Having added Quasi member Janet Weiss' distinguished drumkit to the mix for 1997's triumphant Dig Me Out, Sleater-Kinney found a sound somewhere between a lo-fi version of the Go-Go's and the no-holds-barred rage of 70s punk rock. Capturing the imagination of critics and fans alike, Dig Me Out thrust the band instantly into the limelight and down that dangerous path. Well, The Hot Rock finds the girls from Olympia, Washington deftly handling in stride everything thrown at them.

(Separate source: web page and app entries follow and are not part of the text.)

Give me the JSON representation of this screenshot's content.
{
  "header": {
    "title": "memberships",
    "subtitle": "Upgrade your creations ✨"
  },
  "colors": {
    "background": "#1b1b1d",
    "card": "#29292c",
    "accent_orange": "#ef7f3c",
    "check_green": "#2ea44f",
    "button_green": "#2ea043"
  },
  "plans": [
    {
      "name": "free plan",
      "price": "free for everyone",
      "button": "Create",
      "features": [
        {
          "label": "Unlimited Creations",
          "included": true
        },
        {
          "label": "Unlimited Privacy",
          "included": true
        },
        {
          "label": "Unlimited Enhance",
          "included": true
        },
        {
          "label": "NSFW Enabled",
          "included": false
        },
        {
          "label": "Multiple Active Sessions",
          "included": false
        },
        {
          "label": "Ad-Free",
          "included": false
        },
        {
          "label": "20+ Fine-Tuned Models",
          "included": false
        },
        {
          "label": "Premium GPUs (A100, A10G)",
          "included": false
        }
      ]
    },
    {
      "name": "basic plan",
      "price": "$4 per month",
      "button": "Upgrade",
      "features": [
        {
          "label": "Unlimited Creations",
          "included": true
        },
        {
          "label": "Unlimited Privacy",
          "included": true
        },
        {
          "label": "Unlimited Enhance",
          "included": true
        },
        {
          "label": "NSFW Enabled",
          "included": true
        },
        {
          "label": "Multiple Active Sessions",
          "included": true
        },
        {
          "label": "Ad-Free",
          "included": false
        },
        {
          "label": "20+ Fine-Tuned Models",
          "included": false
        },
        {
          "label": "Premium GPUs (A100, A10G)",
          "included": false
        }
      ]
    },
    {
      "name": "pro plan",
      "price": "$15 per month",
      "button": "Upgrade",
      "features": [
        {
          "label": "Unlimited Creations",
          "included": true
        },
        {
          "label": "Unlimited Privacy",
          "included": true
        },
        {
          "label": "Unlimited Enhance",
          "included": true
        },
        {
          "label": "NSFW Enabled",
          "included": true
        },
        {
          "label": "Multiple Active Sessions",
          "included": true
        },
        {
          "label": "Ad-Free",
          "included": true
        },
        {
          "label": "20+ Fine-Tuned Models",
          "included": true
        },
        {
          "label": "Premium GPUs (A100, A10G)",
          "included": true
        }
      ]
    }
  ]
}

Still carrying Carrie Brownstein's trademark disjointed guitar riffs (a friend of mine claims that there's not a single chord on the album) and Corin Tucker's shrill vocals, the album remains on familiar, if slightly transformed, ground. Weiss trades her punctuated pounding on Dig Me Out for a more suggestive, almost soulful sound here. Along with sometime Yo La Tengo producer Roger Moutenot's hands on deck, it provides the album with a subdued texture.
Offsetting the album's understated demeanor is Brownstein's and Tucker's growing confidence as songwriters. Throughout the album, they layer distinct lyrical points of view responsively in a unique and complex innovation that works particularly well given their vocal differences. These elements are combined with great success on The Hot Rock, and never more so than on "God Is a Number" and "Living in Exile". The former worries about a loss of humanity in a technological world while the latter contemplates self-knowledge through loss.
The Hot Rock lacks Dig Me Out's power, but it represents a confident and intriguing step forward for Sleater-Kinney, while maintaining the basics of their singular sound. As they continue to expertly manage the deadman's curve of artistic acclaim, Sleater-Kinney is quickly emerging as one of America's premiere rock bands. The Hot Rock is another mile successfully traversed and another solid album for the band.